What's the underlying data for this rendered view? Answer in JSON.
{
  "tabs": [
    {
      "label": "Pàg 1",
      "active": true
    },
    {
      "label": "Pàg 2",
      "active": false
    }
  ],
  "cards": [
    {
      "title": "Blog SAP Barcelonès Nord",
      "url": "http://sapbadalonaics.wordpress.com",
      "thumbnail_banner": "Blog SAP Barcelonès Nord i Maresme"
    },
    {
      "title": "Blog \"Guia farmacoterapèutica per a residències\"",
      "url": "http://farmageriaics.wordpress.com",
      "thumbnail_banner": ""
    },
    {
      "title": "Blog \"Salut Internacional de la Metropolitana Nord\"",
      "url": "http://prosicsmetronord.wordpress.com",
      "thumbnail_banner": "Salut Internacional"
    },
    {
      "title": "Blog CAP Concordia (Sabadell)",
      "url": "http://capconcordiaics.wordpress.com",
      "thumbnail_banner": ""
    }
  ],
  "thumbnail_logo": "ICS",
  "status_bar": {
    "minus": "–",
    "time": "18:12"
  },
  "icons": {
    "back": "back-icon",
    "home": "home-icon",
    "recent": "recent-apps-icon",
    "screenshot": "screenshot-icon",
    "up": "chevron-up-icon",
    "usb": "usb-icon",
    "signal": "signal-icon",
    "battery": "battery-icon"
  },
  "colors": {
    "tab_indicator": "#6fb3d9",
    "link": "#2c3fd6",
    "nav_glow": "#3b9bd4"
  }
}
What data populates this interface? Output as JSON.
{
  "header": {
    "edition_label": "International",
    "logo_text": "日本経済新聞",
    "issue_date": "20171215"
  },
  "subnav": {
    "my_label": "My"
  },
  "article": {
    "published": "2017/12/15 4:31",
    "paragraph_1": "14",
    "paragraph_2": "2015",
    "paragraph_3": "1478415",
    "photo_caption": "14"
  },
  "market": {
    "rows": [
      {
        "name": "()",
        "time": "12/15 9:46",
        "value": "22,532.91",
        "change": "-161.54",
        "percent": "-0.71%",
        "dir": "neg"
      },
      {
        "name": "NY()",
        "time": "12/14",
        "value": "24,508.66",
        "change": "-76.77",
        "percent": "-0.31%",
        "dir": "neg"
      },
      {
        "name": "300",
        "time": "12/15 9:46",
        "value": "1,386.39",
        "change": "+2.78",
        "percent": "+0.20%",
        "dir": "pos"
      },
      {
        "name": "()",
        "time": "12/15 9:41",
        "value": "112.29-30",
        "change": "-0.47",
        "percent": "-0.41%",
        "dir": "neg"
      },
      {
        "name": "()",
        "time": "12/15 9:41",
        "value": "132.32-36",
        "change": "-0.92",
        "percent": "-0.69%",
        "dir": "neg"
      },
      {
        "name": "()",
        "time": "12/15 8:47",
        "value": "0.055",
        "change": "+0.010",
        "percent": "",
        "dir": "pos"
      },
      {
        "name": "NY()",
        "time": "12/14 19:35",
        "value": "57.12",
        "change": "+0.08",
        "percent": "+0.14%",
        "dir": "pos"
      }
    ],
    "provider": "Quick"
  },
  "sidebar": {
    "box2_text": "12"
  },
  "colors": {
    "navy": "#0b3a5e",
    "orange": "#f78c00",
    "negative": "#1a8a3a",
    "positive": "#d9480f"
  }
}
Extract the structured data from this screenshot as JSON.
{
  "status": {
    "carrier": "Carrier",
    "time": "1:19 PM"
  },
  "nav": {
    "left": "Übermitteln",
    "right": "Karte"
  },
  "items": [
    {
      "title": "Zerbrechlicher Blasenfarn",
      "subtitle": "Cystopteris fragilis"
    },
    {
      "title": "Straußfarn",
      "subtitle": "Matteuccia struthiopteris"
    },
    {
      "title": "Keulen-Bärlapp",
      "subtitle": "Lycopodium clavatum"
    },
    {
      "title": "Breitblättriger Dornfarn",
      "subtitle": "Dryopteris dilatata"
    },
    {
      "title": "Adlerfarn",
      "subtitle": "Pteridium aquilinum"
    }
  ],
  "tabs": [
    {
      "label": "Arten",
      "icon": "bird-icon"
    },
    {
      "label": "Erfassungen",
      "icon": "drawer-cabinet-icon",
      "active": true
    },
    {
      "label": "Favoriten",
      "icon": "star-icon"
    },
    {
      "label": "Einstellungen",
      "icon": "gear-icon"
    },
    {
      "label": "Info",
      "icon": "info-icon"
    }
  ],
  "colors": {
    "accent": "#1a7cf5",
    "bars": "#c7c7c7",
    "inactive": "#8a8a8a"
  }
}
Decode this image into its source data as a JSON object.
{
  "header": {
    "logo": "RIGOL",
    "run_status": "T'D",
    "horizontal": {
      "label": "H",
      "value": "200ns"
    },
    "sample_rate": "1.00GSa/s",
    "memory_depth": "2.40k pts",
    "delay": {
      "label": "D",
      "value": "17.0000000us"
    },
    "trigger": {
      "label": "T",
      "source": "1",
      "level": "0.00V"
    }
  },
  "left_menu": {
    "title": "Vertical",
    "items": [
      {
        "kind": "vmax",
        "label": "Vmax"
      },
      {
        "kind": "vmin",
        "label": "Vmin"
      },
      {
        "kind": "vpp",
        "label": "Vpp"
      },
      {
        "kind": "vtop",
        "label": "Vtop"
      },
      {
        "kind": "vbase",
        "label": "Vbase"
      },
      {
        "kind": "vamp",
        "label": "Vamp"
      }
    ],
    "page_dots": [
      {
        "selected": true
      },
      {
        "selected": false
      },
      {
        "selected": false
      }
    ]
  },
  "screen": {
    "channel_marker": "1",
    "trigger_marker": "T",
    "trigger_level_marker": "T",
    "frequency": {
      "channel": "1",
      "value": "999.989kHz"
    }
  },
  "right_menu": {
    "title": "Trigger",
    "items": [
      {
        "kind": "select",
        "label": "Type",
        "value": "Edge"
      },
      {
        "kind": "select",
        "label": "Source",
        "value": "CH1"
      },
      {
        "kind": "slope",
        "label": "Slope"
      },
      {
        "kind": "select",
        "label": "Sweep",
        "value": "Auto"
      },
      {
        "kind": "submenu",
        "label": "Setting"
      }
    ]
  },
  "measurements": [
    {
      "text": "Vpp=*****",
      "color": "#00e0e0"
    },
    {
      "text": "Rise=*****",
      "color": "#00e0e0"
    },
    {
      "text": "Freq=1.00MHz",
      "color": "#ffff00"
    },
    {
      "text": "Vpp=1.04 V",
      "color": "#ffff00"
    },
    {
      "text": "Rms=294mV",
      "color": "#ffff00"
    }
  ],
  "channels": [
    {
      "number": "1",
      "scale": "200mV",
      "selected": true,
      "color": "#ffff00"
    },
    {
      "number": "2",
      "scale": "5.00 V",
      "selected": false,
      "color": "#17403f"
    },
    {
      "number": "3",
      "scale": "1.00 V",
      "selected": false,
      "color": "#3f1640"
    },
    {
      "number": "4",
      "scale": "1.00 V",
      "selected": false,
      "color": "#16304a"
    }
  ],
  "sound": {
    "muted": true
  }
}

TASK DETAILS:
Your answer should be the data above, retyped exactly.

RESPONSE TO THE EXERCISE:
What's the underlying data for this rendered view? Answer in JSON.
{
  "tabs": [
    {
      "label": "Pàg 1",
      "active": true
    },
    {
      "label": "Pàg 2",
      "active": false
    }
  ],
  "cards": [
    {
      "title": "Blog SAP Barcelonès Nord",
      "url": "http://sapbadalonaics.wordpress.com",
      "thumbnail_banner": "Blog SAP Barcelonès Nord i Maresme"
    },
    {
      "title": "Blog \"Guia farmacoterapèutica per a residències\"",
      "url": "http://farmageriaics.wordpress.com",
      "thumbnail_banner": ""
    },
    {
      "title": "Blog \"Salut Internacional de la Metropolitana Nord\"",
      "url": "http://prosicsmetronord.wordpress.com",
      "thumbnail_banner": "Salut Internacional"
    },
    {
      "title": "Blog CAP Concordia (Sabadell)",
      "url": "http://capconcordiaics.wordpress.com",
      "thumbnail_banner": ""
    }
  ],
  "thumbnail_logo": "ICS",
  "status_bar": {
    "minus": "–",
    "time": "18:12"
  },
  "icons": {
    "back": "back-icon",
    "home": "home-icon",
    "recent": "recent-apps-icon",
    "screenshot": "screenshot-icon",
    "up": "chevron-up-icon",
    "usb": "usb-icon",
    "signal": "signal-icon",
    "battery": "battery-icon"
  },
  "colors": {
    "tab_indicator": "#6fb3d9",
    "link": "#2c3fd6",
    "nav_glow": "#3b9bd4"
  }
}
What data populates this interface? Output as JSON.
{
  "header": {
    "edition_label": "International",
    "logo_text": "日本経済新聞",
    "issue_date": "20171215"
  },
  "subnav": {
    "my_label": "My"
  },
  "article": {
    "published": "2017/12/15 4:31",
    "paragraph_1": "14",
    "paragraph_2": "2015",
    "paragraph_3": "1478415",
    "photo_caption": "14"
  },
  "market": {
    "rows": [
      {
        "name": "()",
        "time": "12/15 9:46",
        "value": "22,532.91",
        "change": "-161.54",
        "percent": "-0.71%",
        "dir": "neg"
      },
      {
        "name": "NY()",
        "time": "12/14",
        "value": "24,508.66",
        "change": "-76.77",
        "percent": "-0.31%",
        "dir": "neg"
      },
      {
        "name": "300",
        "time": "12/15 9:46",
        "value": "1,386.39",
        "change": "+2.78",
        "percent": "+0.20%",
        "dir": "pos"
      },
      {
        "name": "()",
        "time": "12/15 9:41",
        "value": "112.29-30",
        "change": "-0.47",
        "percent": "-0.41%",
        "dir": "neg"
      },
      {
        "name": "()",
        "time": "12/15 9:41",
        "value": "132.32-36",
        "change": "-0.92",
        "percent": "-0.69%",
        "dir": "neg"
      },
      {
        "name": "()",
        "time": "12/15 8:47",
        "value": "0.055",
        "change": "+0.010",
        "percent": "",
        "dir": "pos"
      },
      {
        "name": "NY()",
        "time": "12/14 19:35",
        "value": "57.12",
        "change": "+0.08",
        "percent": "+0.14%",
        "dir": "pos"
      }
    ],
    "provider": "Quick"
  },
  "sidebar": {
    "box2_text": "12"
  },
  "colors": {
    "navy": "#0b3a5e",
    "orange": "#f78c00",
    "negative": "#1a8a3a",
    "positive": "#d9480f"
  }
}
Extract the structured data from this screenshot as JSON.
{
  "status": {
    "carrier": "Carrier",
    "time": "1:19 PM"
  },
  "nav": {
    "left": "Übermitteln",
    "right": "Karte"
  },
  "items": [
    {
      "title": "Zerbrechlicher Blasenfarn",
      "subtitle": "Cystopteris fragilis"
    },
    {
      "title": "Straußfarn",
      "subtitle": "Matteuccia struthiopteris"
    },
    {
      "title": "Keulen-Bärlapp",
      "subtitle": "Lycopodium clavatum"
    },
    {
      "title": "Breitblättriger Dornfarn",
      "subtitle": "Dryopteris dilatata"
    },
    {
      "title": "Adlerfarn",
      "subtitle": "Pteridium aquilinum"
    }
  ],
  "tabs": [
    {
      "label": "Arten",
      "icon": "bird-icon"
    },
    {
      "label": "Erfassungen",
      "icon": "drawer-cabinet-icon",
      "active": true
    },
    {
      "label": "Favoriten",
      "icon": "star-icon"
    },
    {
      "label": "Einstellungen",
      "icon": "gear-icon"
    },
    {
      "label": "Info",
      "icon": "info-icon"
    }
  ],
  "colors": {
    "accent": "#1a7cf5",
    "bars": "#c7c7c7",
    "inactive": "#8a8a8a"
  }
}
Decode this image into its source data as a JSON object.
{
  "header": {
    "logo": "RIGOL",
    "run_status": "T'D",
    "horizontal": {
      "label": "H",
      "value": "200ns"
    },
    "sample_rate": "1.00GSa/s",
    "memory_depth": "2.40k pts",
    "delay": {
      "label": "D",
      "value": "17.0000000us"
    },
    "trigger": {
      "label": "T",
      "source": "1",
      "level": "0.00V"
    }
  },
  "left_menu": {
    "title": "Vertical",
    "items": [
      {
        "kind": "vmax",
        "label": "Vmax"
      },
      {
        "kind": "vmin",
        "label": "Vmin"
      },
      {
        "kind": "vpp",
        "label": "Vpp"
      },
      {
        "kind": "vtop",
        "label": "Vtop"
      },
      {
        "kind": "vbase",
        "label": "Vbase"
      },
      {
        "kind": "vamp",
        "label": "Vamp"
      }
    ],
    "page_dots": [
      {
        "selected": true
      },
      {
        "selected": false
      },
      {
        "selected": false
      }
    ]
  },
  "screen": {
    "channel_marker": "1",
    "trigger_marker": "T",
    "trigger_level_marker": "T",
    "frequency": {
      "channel": "1",
      "value": "999.989kHz"
    }
  },
  "right_menu": {
    "title": "Trigger",
    "items": [
      {
        "kind": "select",
        "label": "Type",
        "value": "Edge"
      },
      {
        "kind": "select",
        "label": "Source",
        "value": "CH1"
      },
      {
        "kind": "slope",
        "label": "Slope"
      },
      {
        "kind": "select",
        "label": "Sweep",
        "value": "Auto"
      },
      {
        "kind": "submenu",
        "label": "Setting"
      }
    ]
  },
  "measurements": [
    {
      "text": "Vpp=*****",
      "color": "#00e0e0"
    },
    {
      "text": "Rise=*****",
      "color": "#00e0e0"
    },
    {
      "text": "Freq=1.00MHz",
      "color": "#ffff00"
    },
    {
      "text": "Vpp=1.04 V",
      "color": "#ffff00"
    },
    {
      "text": "Rms=294mV",
      "color": "#ffff00"
    }
  ],
  "channels": [
    {
      "number": "1",
      "scale": "200mV",
      "selected": true,
      "color": "#ffff00"
    },
    {
      "number": "2",
      "scale": "5.00 V",
      "selected": false,
      "color": "#17403f"
    },
    {
      "number": "3",
      "scale": "1.00 V",
      "selected": false,
      "color": "#3f1640"
    },
    {
      "number": "4",
      "scale": "1.00 V",
      "selected": false,
      "color": "#16304a"
    }
  ],
  "sound": {
    "muted": true
  }
}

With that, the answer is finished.